Blog post: Translation Need: How much longer will they have to wait?
Blog post: South Tanna NT Dedication
Blog post: "JESUS" DVD in the North Tanna
Blog post: Vanuatu Women find meaning in the Bible
Blog post: International Literacy Day
Blog post: Critical thinking skills for National Translators
Blog post: Overcoming Obstacles: Audio Bibles
Traditionally these communities were oriented to the land as gardeners rather than to the sea as fishermen. Their diet primarily consists of root crops such as yams and manioc, plus lush tropical fruits – bananas, pineapples and citrus fruits.
all Ni-Vanuatu have had some contact with Christianity for well over 100 years
through different missionary and church agencies. Early missionary work
included attempts at Bible translation. About 38 language groups have some
Scripture, but most were done in the late 1800s and are no longer understood.
A Ni-Vanuatu lady encourages Lewo speakers to 'go inside' God's Word.
"A Bible in a language you can't understand is like a locked door. Now that it’s been translated into your language the door is open for you to go inside."
And Serah Markton, the secretary of Vanuatu Bible Translation (VBT), continued by encouraging the speakers of the Lewo language on Epi island to really go inside God's Word, reading it well, asking many questions to better understand its meaning.
Serah has worked alongside SIL for over 20 years and during those years, has developed a passion for Bible translation and a growing love for God's Word, which she now communicates well to her ni-Vanuatu audience.
At the recent Literacy-Scripture use workshop on Epi, Serah also pointed out to the communities their responsibility to support their mother tongue translators: "Perhaps you don't have money to give him, but put a hand of bananas in his kitchen or a pile of fire wood at his door." She knows just what to say!
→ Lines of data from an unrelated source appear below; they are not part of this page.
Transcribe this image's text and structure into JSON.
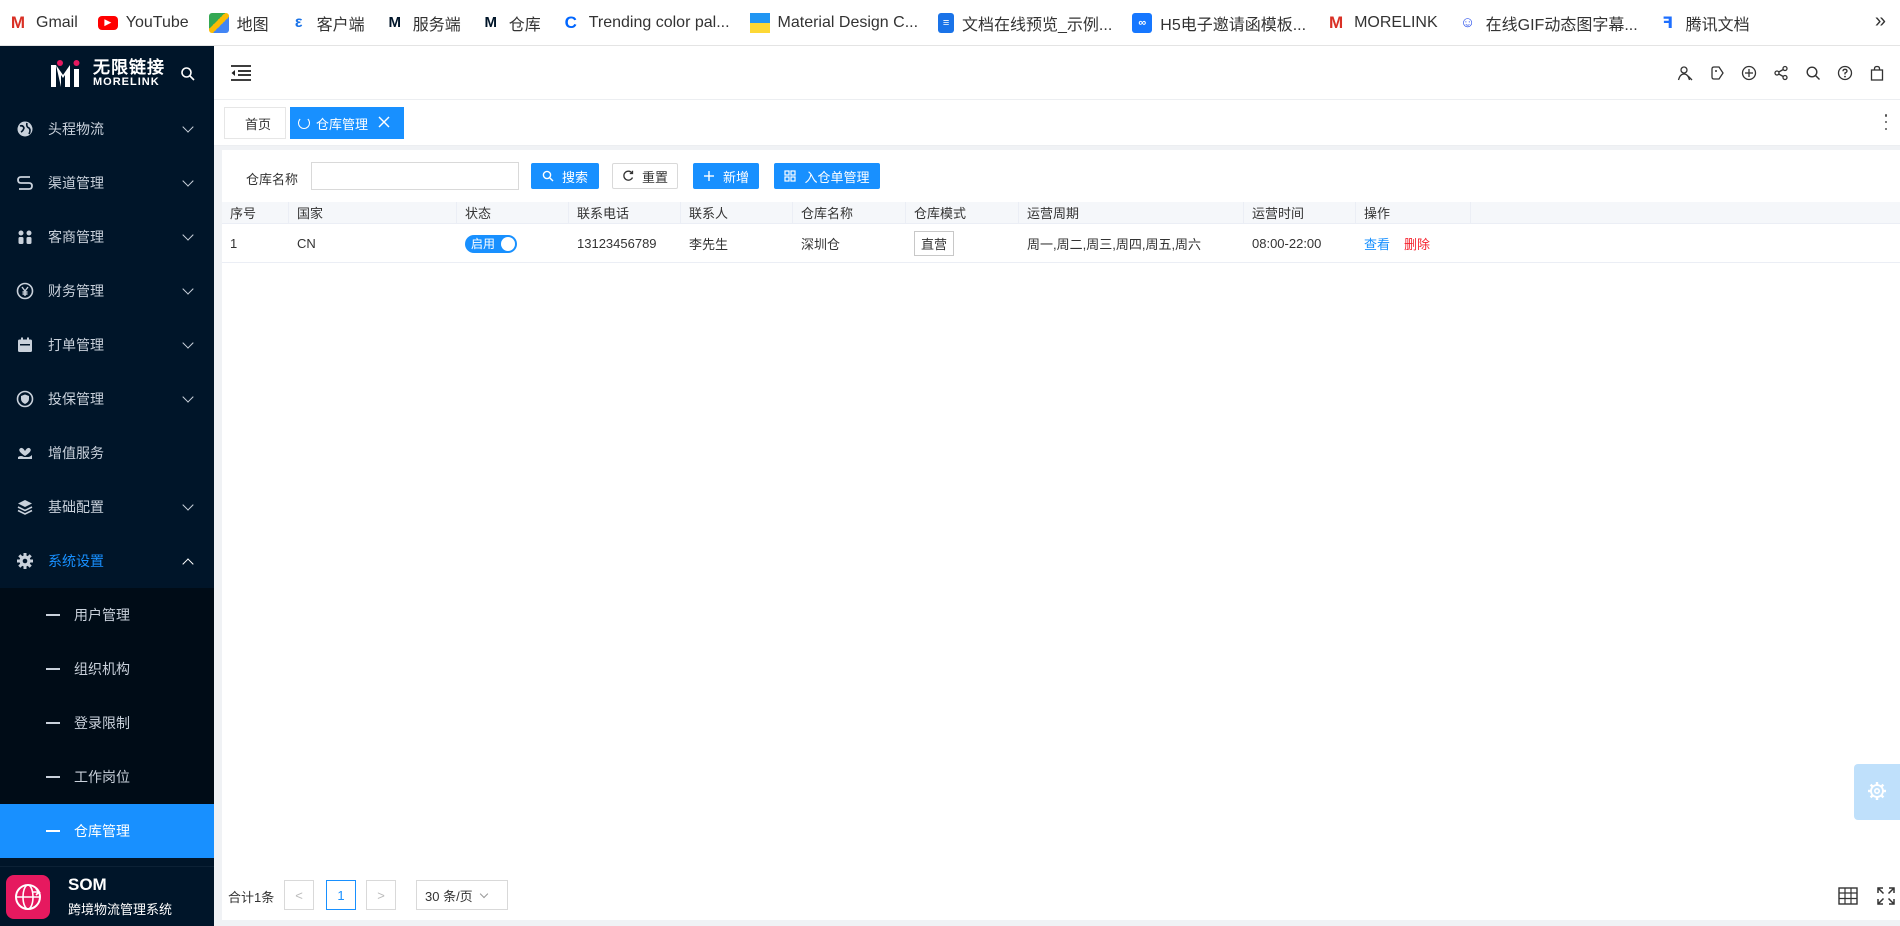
{
  "bookmarks": [
    {
      "label": "Gmail",
      "icon": "gmail-icon",
      "color": "#d93025"
    },
    {
      "label": "YouTube",
      "icon": "youtube-icon",
      "color": "#ff0000"
    },
    {
      "label": "地图",
      "icon": "maps-icon",
      "color": "#4285f4"
    },
    {
      "label": "客户端",
      "icon": "client-icon",
      "color": "#1a73e8"
    },
    {
      "label": "服务端",
      "icon": "morelink-icon",
      "color": "#001529"
    },
    {
      "label": "仓库",
      "icon": "morelink-icon",
      "color": "#001529"
    },
    {
      "label": "Trending color pal...",
      "icon": "coolors-icon",
      "color": "#0066ff"
    },
    {
      "label": "Material Design C...",
      "icon": "material-icon",
      "color": "#2196f3"
    },
    {
      "label": "文档在线预览_示例...",
      "icon": "doc-icon",
      "color": "#1a73e8"
    },
    {
      "label": "H5电子邀请函模板...",
      "icon": "h5-icon",
      "color": "#1677ff"
    },
    {
      "label": "MORELINK",
      "icon": "gmail-icon",
      "color": "#d93025"
    },
    {
      "label": "在线GIF动态图字幕...",
      "icon": "gif-icon",
      "color": "#2f54eb"
    },
    {
      "label": "腾讯文档",
      "icon": "tencent-doc-icon",
      "color": "#1e6fff"
    }
  ],
  "bookmarks_more": "»",
  "logo": {
    "cn": "无限链接",
    "en": "MORELINK"
  },
  "sidebar": {
    "items": [
      {
        "label": "头程物流",
        "icon": "globe-icon",
        "has_children": true
      },
      {
        "label": "渠道管理",
        "icon": "route-icon",
        "has_children": true
      },
      {
        "label": "客商管理",
        "icon": "users-icon",
        "has_children": true
      },
      {
        "label": "财务管理",
        "icon": "yuan-icon",
        "has_children": true
      },
      {
        "label": "打单管理",
        "icon": "calendar-icon",
        "has_children": true
      },
      {
        "label": "投保管理",
        "icon": "shield-icon",
        "has_children": true
      },
      {
        "label": "增值服务",
        "icon": "heart-hand-icon",
        "has_children": false
      },
      {
        "label": "基础配置",
        "icon": "layers-icon",
        "has_children": true
      },
      {
        "label": "系统设置",
        "icon": "gear-icon",
        "has_children": true,
        "open": true
      }
    ],
    "submenu": [
      {
        "label": "用户管理"
      },
      {
        "label": "组织机构"
      },
      {
        "label": "登录限制"
      },
      {
        "label": "工作岗位"
      },
      {
        "label": "仓库管理",
        "active": true
      }
    ]
  },
  "som": {
    "title": "SOM",
    "subtitle": "跨境物流管理系统"
  },
  "tabs": [
    {
      "label": "首页"
    },
    {
      "label": "仓库管理",
      "active": true
    }
  ],
  "filter": {
    "label": "仓库名称",
    "input_value": "",
    "buttons": {
      "search": "搜索",
      "reset": "重置",
      "add": "新增",
      "inbound": "入仓单管理"
    }
  },
  "table": {
    "columns": [
      "序号",
      "国家",
      "状态",
      "联系电话",
      "联系人",
      "仓库名称",
      "仓库模式",
      "运营周期",
      "运营时间",
      "操作"
    ],
    "rows": [
      {
        "index": "1",
        "country": "CN",
        "status": "启用",
        "status_on": true,
        "phone": "13123456789",
        "contact": "李先生",
        "warehouse_name": "深圳仓",
        "mode": "直营",
        "cycle": "周一,周二,周三,周四,周五,周六",
        "hours": "08:00-22:00",
        "actions": {
          "view": "查看",
          "delete": "删除"
        }
      }
    ]
  },
  "pagination": {
    "total_text": "合计1条",
    "prev": "<",
    "current_page": "1",
    "next": ">",
    "page_size": "30 条/页"
  },
  "colors": {
    "primary": "#1890ff",
    "sidebar_bg": "#001529",
    "danger": "#f5222d",
    "som_badge": "#e6195f"
  }
}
VBT’s role includes helping to make the people of Vanuatu more aware of what Bible translation is all about and also to spur on projects at the grass-roots level. Serah performed those roles well and provided a great foundation for the Literacy-type activities covered in the workshop.
Where There Wasn't One Before
by Ken and Mendy Nehrbass
SIL leaders hiked around Southwest Tanna, Vanuatu, (formerly New Hebrides) in 2002, looking for a suitable village where Mendy and I could begin advising a translation of the New Testament. They looked at a couple of other villages, in addition to Yanemilen. Chiefs of Yanepkasu, another large village in the Southwest Tanna language group met together and decided that they would not allow an SIL advisor to work in their village. They didn’t want a church, or a missionary or a white person (who would represent the West and the church to them) to live in their village.
But last week I went to Yanepkasu with a group of pastors and mission workers to witness the opening of the village’s first church.
In the early 20th Century people in Southwest Tanna were either attending or at least aware of the Presbyterian Church, but in the 1940's, the Jon Frum Cargo cult swept through the language group. Virtually all of the congregations in SW Tanna fell apart.
This cult taught that Christianity would cause sickness and disasters, and would impede the “cargo” from coming. Men in Yanemilen and Yanepkasu villages took an oath sealed in pig's blood that they would never send their children to church, school, or the hospitals, lest they become Christians.
That covenant lasted until 2000, when Elder Eliud, a Tannese believer from another language group, came to plant a church in Yanemilen. By 2002, several families had joined the church, opening the door for an SIL project there. Mendy and I moved in to Yanemilen in February, 2003 to begin Bible translation.
As the church in Yanemilen grew in Christ, they became concerned for the spiritual welfare of their relatives across the mountain in Yanepkasu. A handful of people in Yanepkasu had become Christians and began attending churches in nearby villages.
In 2004, the church in Yanemilen sent one of their elders to live in Yanepkasu and plant a church. Two years later, they had enough people attending services to construct their own building. Now Yanepkasu has its own church. (The other two villages that would not allow SIL workers -- Yematukwa and Yenfitana -- also have churches now!)
But there’s work to be done. Only a handful of people in Yanepkasu attend the new church and even those have not really had a chance to become clear about what the Good News of Jesus is.
And how could they? They have heard very little of the Scripture in their own language—but help is on the way! They now have 90% of the New Testament completed and only have I Corinthians and Romans left!
Praise God for the new church in Yanepkasu and pray they will grow in their faith and knowledge of God, and that they will be full of the joy that come